The remand was postponed until the afternoon, and in the afternoon it was postponed again; for a moment, the prosecution toyed with the possibility of releasing Ahmar. During the past two weeks he has not been interrogated, and all signs indicate that the Shin Bet does not really know what it wants from him.
But had he been released, it would have been an admission that the Shin Bet had held him for no reason. The Shin Bet solved the problem in its own way: An officer with the rank of colonel, Ariel Peled, who bears the title of “military commander for the Judea and Samaria region”, signed an administrative detention order; Ahmar is supposed to remain in the Megiddo Prison for half a year. In the nature of things, he was not told why.
Detention without trial is not only detention contrary to the principles of human rights; it is, in the nature of things, detention without explanation, apart from that offered to Ahmar by a Shin Bet man after the detention order was signed: “We do what we want.”
Ahmar spent about six years in an Israeli prison for his activities in the Popular Front for the Liberation of Palestine, and another two and a half years in administrative detention. The torture he underwent has affected his health to this day. In the past, he was an investigator for B’Tselem, the Israeli human rights organization, and in recent years has dealt mainly with human rights violations in the territories of the Palestinian Authority.
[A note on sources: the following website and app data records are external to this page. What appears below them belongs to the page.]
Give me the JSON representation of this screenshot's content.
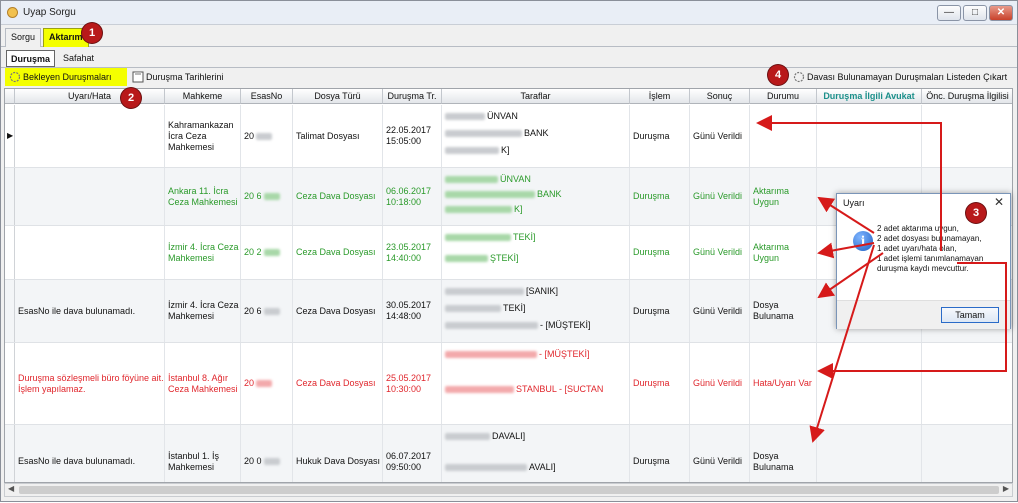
{
  "window": {
    "title": "Uyap Sorgu",
    "minimize": "—",
    "maximize": "□",
    "close": "✕"
  },
  "tabs_top": [
    {
      "label": "Sorgu"
    },
    {
      "label": "Aktarım"
    }
  ],
  "tabs_sub": [
    {
      "label": "Duruşma"
    },
    {
      "label": "Safahat"
    }
  ],
  "toolbar": {
    "list_button": "Bekleyen Duruşmaları Listele",
    "transfer_button": "Duruşma Tarihlerini Aktar",
    "remove_button": "Davası Bulunamayan Duruşmaları Listeden Çıkart Getirme"
  },
  "markers": [
    "1",
    "2",
    "3",
    "4"
  ],
  "columns": [
    "Uyarı/Hata",
    "Mahkeme",
    "EsasNo",
    "Dosya Türü",
    "Duruşma Tr.",
    "Taraflar",
    "İşlem",
    "Sonuç",
    "Durumu",
    "Duruşma İlgili Avukat",
    "Önc. Duruşma İlgilisi"
  ],
  "rows": [
    {
      "uyari": "",
      "mahkeme": "Kahramankazan İcra Ceza Mahkemesi",
      "esas": "20",
      "dosya": "Talimat Dosyası",
      "tarih": "22.05.2017 15:05:00",
      "taraflar": [
        "ÜNVAN",
        "BANK",
        "K]"
      ],
      "islem": "Duruşma",
      "sonuc": "Günü Verildi",
      "durum": "",
      "color": "normal"
    },
    {
      "uyari": "",
      "mahkeme": "Ankara 11. İcra Ceza Mahkemesi",
      "esas": "20   6",
      "dosya": "Ceza Dava Dosyası",
      "tarih": "06.06.2017 10:18:00",
      "taraflar": [
        "ÜNVAN",
        "BANK",
        "K]"
      ],
      "islem": "Duruşma",
      "sonuc": "Günü Verildi",
      "durum": "Aktarıma Uygun",
      "color": "green"
    },
    {
      "uyari": "",
      "mahkeme": "İzmir 4. İcra Ceza Mahkemesi",
      "esas": "20   2",
      "dosya": "Ceza Dava Dosyası",
      "tarih": "23.05.2017 14:40:00",
      "taraflar": [
        "TEKİ]",
        "ŞTEKİ]"
      ],
      "islem": "Duruşma",
      "sonuc": "Günü Verildi",
      "durum": "Aktarıma Uygun",
      "color": "green"
    },
    {
      "uyari": "EsasNo ile dava bulunamadı.",
      "mahkeme": "İzmir 4. İcra Ceza Mahkemesi",
      "esas": "20   6",
      "dosya": "Ceza Dava Dosyası",
      "tarih": "30.05.2017 14:48:00",
      "taraflar": [
        "[SANIK]",
        "TEKİ]",
        "- [MÜŞTEKİ]"
      ],
      "islem": "Duruşma",
      "sonuc": "Günü Verildi",
      "durum": "Dosya Bulunama",
      "color": "normal"
    },
    {
      "uyari": "Duruşma sözleşmeli büro föyüne ait. İşlem yapılamaz.",
      "mahkeme": "İstanbul 8. Ağır Ceza Mahkemesi",
      "esas": "20",
      "dosya": "Ceza Dava Dosyası",
      "tarih": "25.05.2017 10:30:00",
      "taraflar": [
        "- [MÜŞTEKİ]",
        "STANBUL - [SUCTAN"
      ],
      "islem": "Duruşma",
      "sonuc": "Günü Verildi",
      "durum": "Hata/Uyarı Var",
      "color": "red"
    },
    {
      "uyari": "EsasNo ile dava bulunamadı.",
      "mahkeme": "İstanbul 1. İş Mahkemesi",
      "esas": "20   0",
      "dosya": "Hukuk Dava Dosyası",
      "tarih": "06.07.2017 09:50:00",
      "taraflar": [
        "DAVALI]",
        "AVALI]"
      ],
      "islem": "Duruşma",
      "sonuc": "Günü Verildi",
      "durum": "Dosya Bulunama",
      "color": "normal"
    }
  ],
  "dialog": {
    "title": "Uyarı",
    "close": "✕",
    "icon": "i",
    "lines": [
      "2 adet aktarıma uygun,",
      "2 adet dosyası bulunamayan,",
      "1 adet uyarı/hata olan,",
      "1 adet işlemi tanımlanamayan",
      "duruşma kaydı mevcuttur."
    ],
    "ok": "Tamam"
  },
  "colors": {
    "highlight": "#f4ff00",
    "marker": "#b8191a",
    "green": "#2a9a2a",
    "red": "#e0262c",
    "teal": "#1b8f8a"
  }
}
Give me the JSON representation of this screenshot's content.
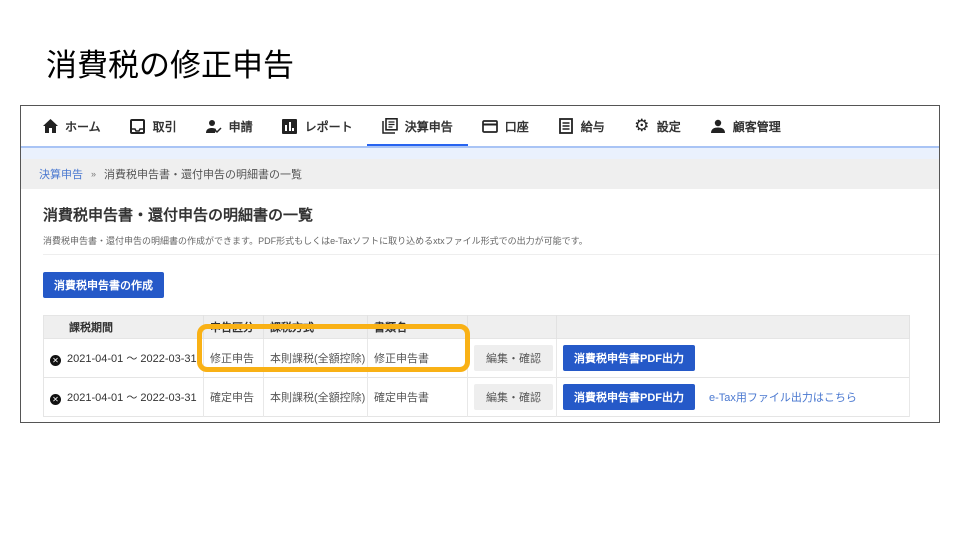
{
  "slide_title": "消費税の修正申告",
  "nav": {
    "items": [
      {
        "label": "ホーム",
        "icon": "home-icon"
      },
      {
        "label": "取引",
        "icon": "inbox-icon"
      },
      {
        "label": "申請",
        "icon": "user-check-icon"
      },
      {
        "label": "レポート",
        "icon": "bar-chart-icon"
      },
      {
        "label": "決算申告",
        "icon": "documents-icon",
        "active": true
      },
      {
        "label": "口座",
        "icon": "credit-card-icon"
      },
      {
        "label": "給与",
        "icon": "list-document-icon"
      },
      {
        "label": "設定",
        "icon": "gear-icon"
      },
      {
        "label": "顧客管理",
        "icon": "person-icon"
      }
    ]
  },
  "breadcrumb": {
    "parent": "決算申告",
    "separator": "»",
    "current": "消費税申告書・還付申告の明細書の一覧"
  },
  "page": {
    "title": "消費税申告書・還付申告の明細書の一覧",
    "description": "消費税申告書・還付申告の明細書の作成ができます。PDF形式もしくはe-Taxソフトに取り込めるxtxファイル形式での出力が可能です。",
    "create_button": "消費税申告書の作成"
  },
  "table": {
    "headers": [
      "課税期間",
      "申告区分",
      "課税方式",
      "書類名",
      "",
      ""
    ],
    "rows": [
      {
        "period": "2021-04-01 ～ 2022-03-31",
        "type": "修正申告",
        "method": "本則課税(全額控除)",
        "doc": "修正申告書",
        "edit": "編集・確認",
        "pdf": "消費税申告書PDF出力",
        "etax": ""
      },
      {
        "period": "2021-04-01 ～ 2022-03-31",
        "type": "確定申告",
        "method": "本則課税(全額控除)",
        "doc": "確定申告書",
        "edit": "編集・確認",
        "pdf": "消費税申告書PDF出力",
        "etax": "e-Tax用ファイル出力はこちら"
      }
    ]
  },
  "colors": {
    "accent": "#2559c8",
    "highlight": "#f9b115",
    "link": "#4a78d0"
  }
}
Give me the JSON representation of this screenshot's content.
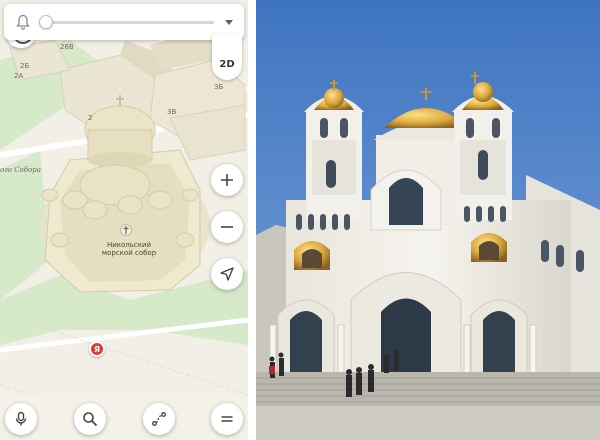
{
  "top_bar": {
    "bell_icon": "bell-icon",
    "slider_fraction": 0.0,
    "dropdown_icon": "chevron-down-icon"
  },
  "map": {
    "view_mode": "2D",
    "building_numbers": [
      "26В",
      "2Б",
      "2А",
      "3Б",
      "2",
      "3В"
    ],
    "street_label": "ого Собора",
    "poi": {
      "line1": "Никольский",
      "line2": "морской собор"
    },
    "pin_label": "Я",
    "zoom_controls": [
      "plus-icon",
      "minus-icon"
    ],
    "locate_icon": "location-arrow-icon"
  },
  "bottom_toolbar": {
    "icons": [
      "microphone-icon",
      "search-icon",
      "route-icon",
      "menu-icon"
    ]
  },
  "colors": {
    "map_background": "#f2efe6",
    "park_green": "#d3e8c4",
    "building": "#ece8d6",
    "pin_red": "#e53935",
    "sky_blue": "#4a7ec4",
    "cathedral_white": "#f1efe8",
    "dome_gold": "#d9a63a"
  }
}
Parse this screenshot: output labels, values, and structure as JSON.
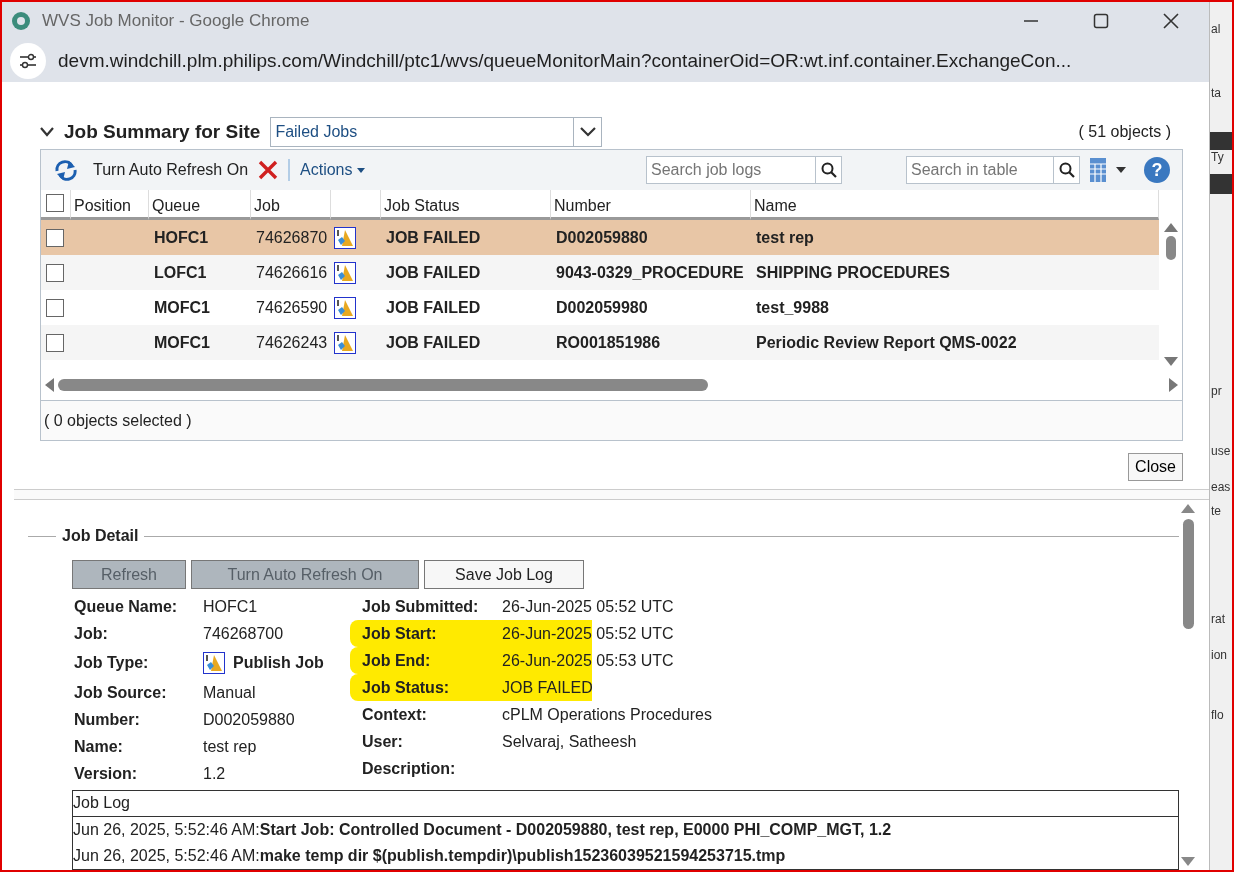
{
  "window": {
    "title": "WVS Job Monitor - Google Chrome",
    "url": "devm.windchill.plm.philips.com/Windchill/ptc1/wvs/queueMonitorMain?containerOid=OR:wt.inf.container.ExchangeCon..."
  },
  "summary": {
    "title": "Job Summary for Site",
    "expanded": true,
    "filter": "Failed Jobs",
    "all_checked": false,
    "count": "( 51 objects )",
    "toolbar": {
      "refresh_label": "Turn Auto Refresh On",
      "actions": "Actions",
      "log_search_placeholder": "Search job logs",
      "table_search_placeholder": "Search in table",
      "help": "?"
    },
    "columns": [
      {
        "kind": "check"
      },
      {
        "kind": "text",
        "label": "Position"
      },
      {
        "kind": "text",
        "label": "Queue"
      },
      {
        "kind": "text",
        "label": "Job"
      },
      {
        "kind": "icon"
      },
      {
        "kind": "text",
        "label": "Job Status"
      },
      {
        "kind": "text",
        "label": "Number"
      },
      {
        "kind": "text",
        "label": "Name"
      }
    ],
    "rows": [
      {
        "selected": true,
        "checked": false,
        "queue": "HOFC1",
        "job": "74626870",
        "status": "JOB FAILED",
        "number": "D002059880",
        "name": "test rep"
      },
      {
        "selected": false,
        "checked": false,
        "queue": "LOFC1",
        "job": "74626616",
        "status": "JOB FAILED",
        "number": "9043-0329_PROCEDURE",
        "name": "SHIPPING PROCEDURES"
      },
      {
        "selected": false,
        "checked": false,
        "queue": "MOFC1",
        "job": "74626590",
        "status": "JOB FAILED",
        "number": "D002059980",
        "name": "test_9988"
      },
      {
        "selected": false,
        "checked": false,
        "queue": "MOFC1",
        "job": "74626243",
        "status": "JOB FAILED",
        "number": "RO001851986",
        "name": "Periodic Review Report QMS-0022"
      }
    ],
    "footer": "( 0 objects selected )",
    "close": "Close"
  },
  "detail": {
    "title": "Job Detail",
    "buttons": [
      {
        "label": "Refresh",
        "disabled": true
      },
      {
        "label": "Turn Auto Refresh On",
        "disabled": true
      },
      {
        "label": "Save Job Log",
        "disabled": false
      }
    ],
    "left_fields": [
      {
        "label": "Queue Name:",
        "value": "HOFC1",
        "kind": "text"
      },
      {
        "label": "Job:",
        "value": "746268700",
        "kind": "text"
      },
      {
        "label": "Job Type:",
        "value": "Publish Job",
        "kind": "icon"
      },
      {
        "label": "Job Source:",
        "value": "Manual",
        "kind": "text"
      },
      {
        "label": "Number:",
        "value": "D002059880",
        "kind": "text"
      },
      {
        "label": "Name:",
        "value": "test rep",
        "kind": "text"
      },
      {
        "label": "Version:",
        "value": "1.2",
        "kind": "text"
      }
    ],
    "right_fields": [
      {
        "label": "Job Submitted:",
        "value": "26-Jun-2025 05:52 UTC",
        "highlighted": false
      },
      {
        "label": "Job Start:",
        "value": "26-Jun-2025 05:52 UTC",
        "highlighted": true
      },
      {
        "label": "Job End:",
        "value": "26-Jun-2025 05:53 UTC",
        "highlighted": true
      },
      {
        "label": "Job Status:",
        "value": "JOB FAILED",
        "highlighted": true
      },
      {
        "label": "Context:",
        "value": "cPLM Operations Procedures",
        "highlighted": false
      },
      {
        "label": "User:",
        "value": "Selvaraj, Satheesh",
        "highlighted": false
      },
      {
        "label": "Description:",
        "highlighted": false
      }
    ],
    "log": {
      "title": "Job Log",
      "lines": [
        {
          "time": "Jun 26, 2025, 5:52:46 AM:",
          "message": "Start Job: Controlled Document - D002059880, test rep, E0000 PHI_COMP_MGT, 1.2"
        },
        {
          "time": "Jun 26, 2025, 5:52:46 AM:",
          "message": "make temp dir $(publish.tempdir)\\publish15236039521594253715.tmp"
        }
      ]
    }
  },
  "background": {
    "fragments": [
      "al",
      "ta",
      "Ty",
      "pr",
      "use",
      "eas",
      "te",
      "rat",
      "ion",
      "flo"
    ]
  }
}
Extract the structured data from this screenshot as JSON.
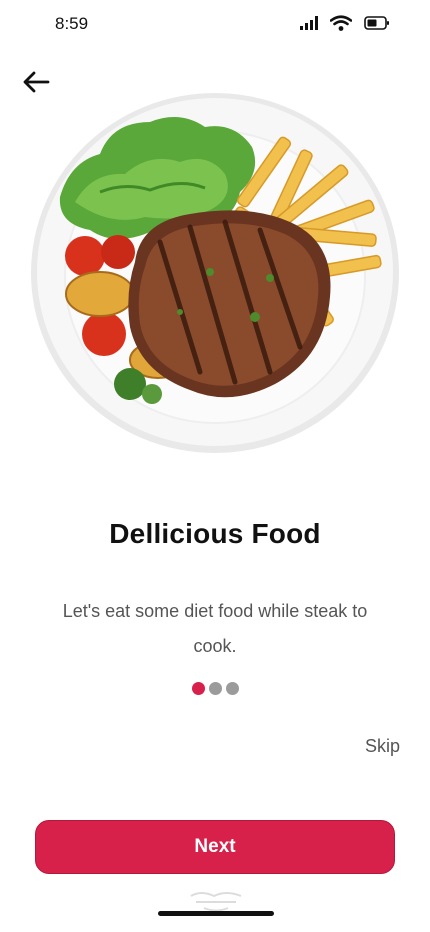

PA Chairman Yasser Arafat can see his arrest as a gift, and it seems to be no accident that there has so far been no mention of his arrest in the Palestinian media. Human rights organizations abroad, notably Amnesty International, have adopted him and are conducting an international campaign for his release. Bassem Eid, the director-general of the PHRMG, said this week that during the past few weeks he has received about a thousand letters, most of them from Europe, and most with copies to the Prime Minister’s Office. Israel does not really need a prisoner like this right now.
Colonel Peled, who signed the detention order, determined with his signature that “he had examined the negative security evidence” on Ahmar, and is ordering that he be detained “for definite security reasons”, and because he has “a reasonable basis to assume” that “reasons of regional security and public security make this essential”. It is to be hoped that the officer does know what he has signed, and that if not, he has signed a mendacious document and has incriminated himself. Either way, it is to be hoped for his sake that his superiors have warned him not to show up at the Brussels airport in the near future: In Belgium, he could be tried for what he has done.
Last updated on 4.8.2001